Mrs Randall, 65, said: "We had noticed that nothing much grows or flourishes in this half of the garden, above the shelter.

Mr and Mrs Randall have lived in the home on Ekering Road for seven years, and knew there was a shelter somewhere in their garden thanks to their next-door neighbour, who worked for one of the previous owners.

As Mr Randall, 70 began to dismantle the gazebo structure, he noticed the outline of the brick-built bunker.

As Mr Randall, 70 began to dismantle the gazebo structure, he noticed the outline of the brick-built bunker.

"We knew there was a shelter under the garden for two years, but the gazebo was on it." Added Mrs Randall.

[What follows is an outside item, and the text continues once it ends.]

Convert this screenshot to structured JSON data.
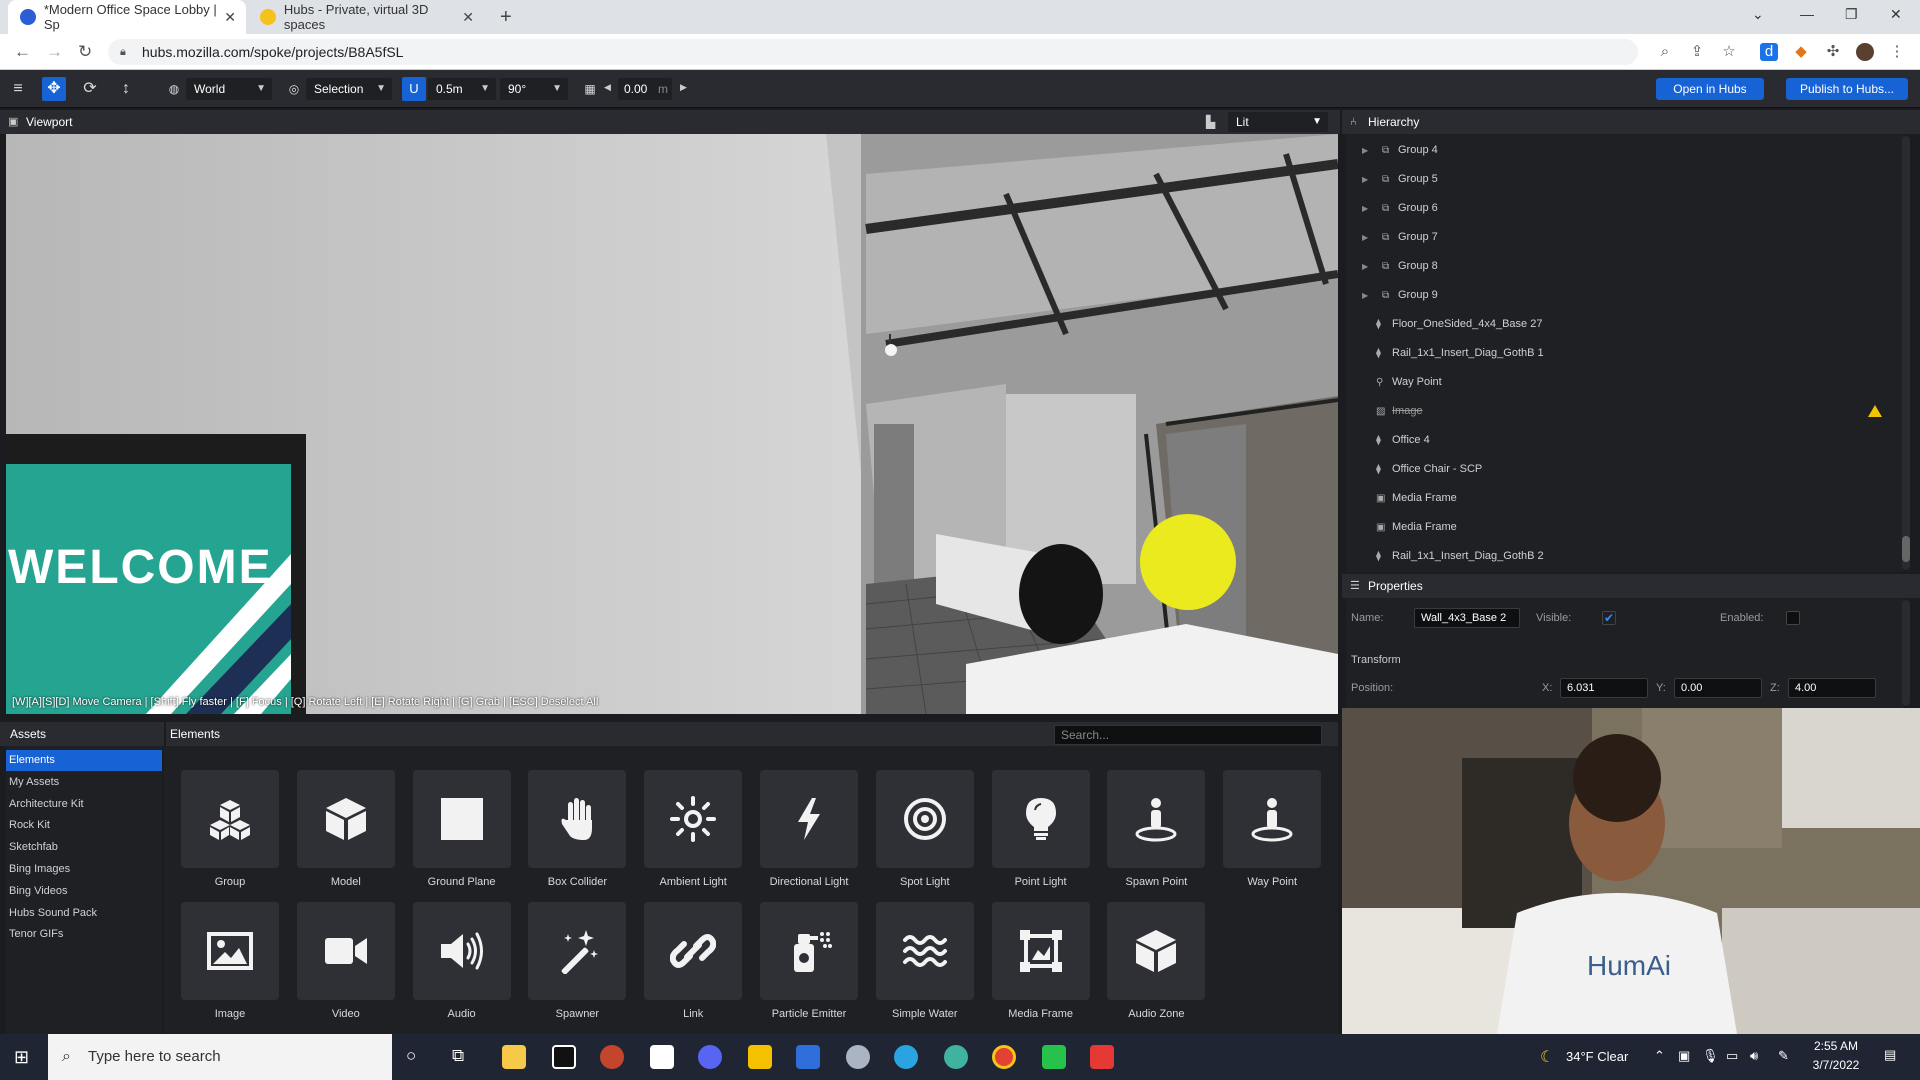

Thanks to their neighbour, they know what to expect if they decide to open up the historic bunker.

"There's enough room for six people in there, as our neighbour has been in there."

"When the owners were having works done to the house, she noticed they put a lot of the rubbish from the building works in there before sealing it up."

Mr and Mrs Randall expect to find a steep set of six stairs descending into a brick-built bunker which could once have sheltered a family from the bombs of the Luftwaffe when the air raid sirens howled in the blackout Britain of the 1940s.

Mrs Randall added that they are not sure what they will do with the bunker, but they won't get rid of such a great piece of history.

"We might get our grandson up to see how far we can go, before we develop it and do something with it.

"It will take us a while to do it, but we won't cover it up until we have done something with it.

"We don't know what to do with it - we might just put some nice edging around it or a flower bed.

"We won't dismantle it - it's a piece of history and it's got to stay there."